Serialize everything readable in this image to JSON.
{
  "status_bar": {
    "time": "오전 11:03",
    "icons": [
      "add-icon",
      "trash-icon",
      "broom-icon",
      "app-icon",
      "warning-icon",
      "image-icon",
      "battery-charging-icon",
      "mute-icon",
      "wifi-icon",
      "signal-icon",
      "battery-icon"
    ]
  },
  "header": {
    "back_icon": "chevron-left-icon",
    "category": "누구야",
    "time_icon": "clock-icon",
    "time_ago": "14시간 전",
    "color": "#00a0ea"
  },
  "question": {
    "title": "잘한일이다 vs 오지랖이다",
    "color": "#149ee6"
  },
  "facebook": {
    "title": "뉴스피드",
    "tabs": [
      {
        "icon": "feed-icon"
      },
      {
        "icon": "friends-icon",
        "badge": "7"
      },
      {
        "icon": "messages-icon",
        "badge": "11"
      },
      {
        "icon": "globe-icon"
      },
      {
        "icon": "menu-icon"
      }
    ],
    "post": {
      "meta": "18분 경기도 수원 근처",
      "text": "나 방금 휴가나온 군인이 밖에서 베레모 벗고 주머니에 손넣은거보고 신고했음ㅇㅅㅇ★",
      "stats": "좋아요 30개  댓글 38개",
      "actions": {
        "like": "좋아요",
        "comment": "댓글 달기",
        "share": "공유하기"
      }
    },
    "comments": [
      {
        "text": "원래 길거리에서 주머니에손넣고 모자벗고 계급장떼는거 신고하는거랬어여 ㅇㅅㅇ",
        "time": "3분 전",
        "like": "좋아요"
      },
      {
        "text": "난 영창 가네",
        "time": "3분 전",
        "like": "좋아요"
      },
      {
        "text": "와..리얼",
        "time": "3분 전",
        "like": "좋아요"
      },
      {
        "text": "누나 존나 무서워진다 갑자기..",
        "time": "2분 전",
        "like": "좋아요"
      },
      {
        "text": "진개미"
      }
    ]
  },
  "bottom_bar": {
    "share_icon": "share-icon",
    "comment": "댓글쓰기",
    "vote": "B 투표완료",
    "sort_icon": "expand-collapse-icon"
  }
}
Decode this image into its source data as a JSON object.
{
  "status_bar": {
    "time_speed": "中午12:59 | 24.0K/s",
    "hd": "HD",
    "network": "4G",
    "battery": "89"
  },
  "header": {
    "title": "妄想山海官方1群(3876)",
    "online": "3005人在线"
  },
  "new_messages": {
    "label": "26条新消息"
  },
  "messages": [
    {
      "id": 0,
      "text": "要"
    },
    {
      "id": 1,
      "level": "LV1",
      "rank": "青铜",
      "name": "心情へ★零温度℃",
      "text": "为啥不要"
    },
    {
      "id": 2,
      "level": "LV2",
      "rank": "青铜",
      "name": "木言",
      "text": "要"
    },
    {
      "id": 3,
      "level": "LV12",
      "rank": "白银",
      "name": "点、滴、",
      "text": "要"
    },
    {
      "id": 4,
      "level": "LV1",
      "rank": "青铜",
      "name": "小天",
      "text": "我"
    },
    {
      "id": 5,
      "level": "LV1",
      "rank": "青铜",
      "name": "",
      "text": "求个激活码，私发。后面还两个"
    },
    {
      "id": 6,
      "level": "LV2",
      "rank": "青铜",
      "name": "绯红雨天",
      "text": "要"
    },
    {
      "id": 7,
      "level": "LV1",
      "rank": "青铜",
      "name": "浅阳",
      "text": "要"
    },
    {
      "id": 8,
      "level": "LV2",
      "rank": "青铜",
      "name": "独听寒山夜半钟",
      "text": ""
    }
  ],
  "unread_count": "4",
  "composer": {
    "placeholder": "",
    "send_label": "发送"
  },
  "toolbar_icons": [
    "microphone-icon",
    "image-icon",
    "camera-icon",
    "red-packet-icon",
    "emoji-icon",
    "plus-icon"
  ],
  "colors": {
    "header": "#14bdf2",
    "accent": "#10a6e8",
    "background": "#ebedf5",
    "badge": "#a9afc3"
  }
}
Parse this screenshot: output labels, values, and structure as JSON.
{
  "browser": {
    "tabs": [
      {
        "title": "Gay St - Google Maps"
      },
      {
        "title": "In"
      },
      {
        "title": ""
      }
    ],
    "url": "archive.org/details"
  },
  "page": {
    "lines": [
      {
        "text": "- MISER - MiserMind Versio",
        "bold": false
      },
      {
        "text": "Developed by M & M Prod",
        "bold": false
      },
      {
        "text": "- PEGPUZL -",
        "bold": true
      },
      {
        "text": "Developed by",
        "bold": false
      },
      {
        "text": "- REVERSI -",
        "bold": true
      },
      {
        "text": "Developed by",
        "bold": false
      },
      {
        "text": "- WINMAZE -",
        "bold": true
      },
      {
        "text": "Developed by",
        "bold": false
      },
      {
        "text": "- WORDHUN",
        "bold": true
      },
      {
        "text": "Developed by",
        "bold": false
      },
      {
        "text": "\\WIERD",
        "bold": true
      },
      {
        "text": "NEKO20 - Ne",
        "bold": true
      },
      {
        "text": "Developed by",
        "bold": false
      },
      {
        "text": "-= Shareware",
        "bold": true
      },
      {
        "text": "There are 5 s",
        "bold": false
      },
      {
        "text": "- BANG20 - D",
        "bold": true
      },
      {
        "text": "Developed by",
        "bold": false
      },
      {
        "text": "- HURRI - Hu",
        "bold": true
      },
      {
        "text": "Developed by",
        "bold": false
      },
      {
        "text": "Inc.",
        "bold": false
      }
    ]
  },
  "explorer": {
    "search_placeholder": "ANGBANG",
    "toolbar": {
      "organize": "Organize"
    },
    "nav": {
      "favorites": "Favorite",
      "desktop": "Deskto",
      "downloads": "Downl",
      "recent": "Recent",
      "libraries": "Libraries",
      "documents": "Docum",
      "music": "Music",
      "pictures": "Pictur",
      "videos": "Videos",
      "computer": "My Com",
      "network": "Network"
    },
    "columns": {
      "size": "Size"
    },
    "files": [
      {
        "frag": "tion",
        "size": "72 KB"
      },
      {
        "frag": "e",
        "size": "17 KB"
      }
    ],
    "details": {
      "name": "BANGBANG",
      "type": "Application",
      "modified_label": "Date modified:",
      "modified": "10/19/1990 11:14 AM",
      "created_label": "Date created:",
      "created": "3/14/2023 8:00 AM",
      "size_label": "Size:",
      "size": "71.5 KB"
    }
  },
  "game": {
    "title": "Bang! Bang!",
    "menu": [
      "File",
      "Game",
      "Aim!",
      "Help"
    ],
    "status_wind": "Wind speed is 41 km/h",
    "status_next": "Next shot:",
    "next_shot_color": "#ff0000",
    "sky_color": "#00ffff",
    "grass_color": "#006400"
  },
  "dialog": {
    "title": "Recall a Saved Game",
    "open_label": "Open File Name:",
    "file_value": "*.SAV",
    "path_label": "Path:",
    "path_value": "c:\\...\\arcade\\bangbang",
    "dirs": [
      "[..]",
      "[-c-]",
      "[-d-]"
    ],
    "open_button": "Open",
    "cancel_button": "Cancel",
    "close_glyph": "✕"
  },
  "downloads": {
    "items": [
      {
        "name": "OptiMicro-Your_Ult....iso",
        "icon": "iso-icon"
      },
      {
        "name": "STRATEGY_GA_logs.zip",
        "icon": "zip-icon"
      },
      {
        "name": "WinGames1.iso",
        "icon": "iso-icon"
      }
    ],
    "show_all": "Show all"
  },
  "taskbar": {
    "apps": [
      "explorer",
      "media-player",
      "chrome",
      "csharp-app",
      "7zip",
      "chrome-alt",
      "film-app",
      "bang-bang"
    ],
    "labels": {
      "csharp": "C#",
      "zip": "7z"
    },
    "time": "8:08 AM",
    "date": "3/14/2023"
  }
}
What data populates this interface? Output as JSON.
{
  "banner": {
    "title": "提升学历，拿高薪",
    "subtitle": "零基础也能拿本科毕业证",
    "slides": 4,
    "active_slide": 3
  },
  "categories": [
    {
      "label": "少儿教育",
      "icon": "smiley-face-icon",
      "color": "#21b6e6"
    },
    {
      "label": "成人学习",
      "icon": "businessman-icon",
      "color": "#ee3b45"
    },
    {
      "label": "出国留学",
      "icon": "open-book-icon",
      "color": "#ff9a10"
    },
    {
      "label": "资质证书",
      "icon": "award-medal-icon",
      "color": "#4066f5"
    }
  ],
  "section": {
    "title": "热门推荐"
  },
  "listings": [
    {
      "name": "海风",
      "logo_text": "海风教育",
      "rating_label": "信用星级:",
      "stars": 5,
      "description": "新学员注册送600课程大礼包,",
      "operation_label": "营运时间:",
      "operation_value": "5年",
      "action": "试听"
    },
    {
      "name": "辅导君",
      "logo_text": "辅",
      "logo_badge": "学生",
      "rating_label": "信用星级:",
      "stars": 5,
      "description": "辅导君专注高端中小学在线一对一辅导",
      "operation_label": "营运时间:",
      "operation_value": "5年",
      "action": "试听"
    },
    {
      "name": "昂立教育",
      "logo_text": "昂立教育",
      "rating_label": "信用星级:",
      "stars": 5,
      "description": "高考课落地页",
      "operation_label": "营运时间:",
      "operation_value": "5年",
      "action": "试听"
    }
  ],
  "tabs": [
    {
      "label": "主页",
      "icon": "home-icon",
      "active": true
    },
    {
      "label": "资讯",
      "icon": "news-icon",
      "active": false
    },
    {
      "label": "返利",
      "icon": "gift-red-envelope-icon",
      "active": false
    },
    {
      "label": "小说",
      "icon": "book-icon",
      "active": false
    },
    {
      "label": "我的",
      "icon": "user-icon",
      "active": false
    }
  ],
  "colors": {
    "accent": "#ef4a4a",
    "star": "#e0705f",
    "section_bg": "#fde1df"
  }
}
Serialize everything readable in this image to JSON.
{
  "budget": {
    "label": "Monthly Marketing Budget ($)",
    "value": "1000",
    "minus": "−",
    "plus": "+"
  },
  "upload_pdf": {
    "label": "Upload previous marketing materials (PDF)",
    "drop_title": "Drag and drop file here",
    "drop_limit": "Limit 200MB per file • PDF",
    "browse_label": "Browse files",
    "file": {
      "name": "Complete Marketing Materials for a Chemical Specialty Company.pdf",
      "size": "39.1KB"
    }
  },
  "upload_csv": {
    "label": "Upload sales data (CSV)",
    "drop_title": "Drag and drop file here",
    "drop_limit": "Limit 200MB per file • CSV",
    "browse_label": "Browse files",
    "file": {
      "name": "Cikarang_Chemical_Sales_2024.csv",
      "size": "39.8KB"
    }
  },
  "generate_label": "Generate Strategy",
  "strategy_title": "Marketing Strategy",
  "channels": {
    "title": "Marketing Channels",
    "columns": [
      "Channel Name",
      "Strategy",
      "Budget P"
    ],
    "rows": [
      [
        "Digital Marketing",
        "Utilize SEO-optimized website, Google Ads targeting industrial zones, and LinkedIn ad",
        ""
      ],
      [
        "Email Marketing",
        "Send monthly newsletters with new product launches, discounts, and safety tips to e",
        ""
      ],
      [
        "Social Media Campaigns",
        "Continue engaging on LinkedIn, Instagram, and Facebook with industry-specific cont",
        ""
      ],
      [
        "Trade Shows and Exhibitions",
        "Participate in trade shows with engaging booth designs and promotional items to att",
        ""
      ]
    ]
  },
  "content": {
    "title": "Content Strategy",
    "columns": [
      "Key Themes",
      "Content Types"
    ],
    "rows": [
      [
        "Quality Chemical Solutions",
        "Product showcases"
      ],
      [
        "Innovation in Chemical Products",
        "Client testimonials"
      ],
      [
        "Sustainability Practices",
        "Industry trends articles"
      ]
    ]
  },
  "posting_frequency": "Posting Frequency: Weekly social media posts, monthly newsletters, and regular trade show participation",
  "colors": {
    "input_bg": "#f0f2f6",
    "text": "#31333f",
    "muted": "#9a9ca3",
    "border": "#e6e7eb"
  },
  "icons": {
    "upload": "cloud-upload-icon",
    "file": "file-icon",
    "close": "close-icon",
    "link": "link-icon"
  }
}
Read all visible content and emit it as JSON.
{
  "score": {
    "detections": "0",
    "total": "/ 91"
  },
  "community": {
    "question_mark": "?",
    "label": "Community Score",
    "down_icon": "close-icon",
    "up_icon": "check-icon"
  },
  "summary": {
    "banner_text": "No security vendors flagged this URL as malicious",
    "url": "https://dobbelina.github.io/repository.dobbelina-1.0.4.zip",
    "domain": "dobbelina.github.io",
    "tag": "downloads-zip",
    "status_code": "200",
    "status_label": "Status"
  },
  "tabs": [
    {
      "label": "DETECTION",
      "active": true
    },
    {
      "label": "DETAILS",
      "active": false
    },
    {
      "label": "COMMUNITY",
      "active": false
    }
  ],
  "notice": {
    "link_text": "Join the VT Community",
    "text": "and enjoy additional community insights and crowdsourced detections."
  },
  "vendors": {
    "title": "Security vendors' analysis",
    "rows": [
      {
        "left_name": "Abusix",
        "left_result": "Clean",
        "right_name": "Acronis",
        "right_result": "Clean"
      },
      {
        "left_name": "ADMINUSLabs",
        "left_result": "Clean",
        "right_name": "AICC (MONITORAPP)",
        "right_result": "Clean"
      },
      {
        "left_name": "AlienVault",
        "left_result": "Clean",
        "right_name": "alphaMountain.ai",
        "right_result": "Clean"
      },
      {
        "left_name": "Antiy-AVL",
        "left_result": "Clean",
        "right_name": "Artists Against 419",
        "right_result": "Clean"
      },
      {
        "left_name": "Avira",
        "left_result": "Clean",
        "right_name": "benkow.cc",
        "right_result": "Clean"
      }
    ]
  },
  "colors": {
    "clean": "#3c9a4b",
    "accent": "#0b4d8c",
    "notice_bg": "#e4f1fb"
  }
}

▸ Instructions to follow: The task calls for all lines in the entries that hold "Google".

▸ Solution for this problem:
        "title": "Gay St - Google Maps"
        "Utilize SEO-optimized website, Google Ads targeting industrial zones, and LinkedIn ad",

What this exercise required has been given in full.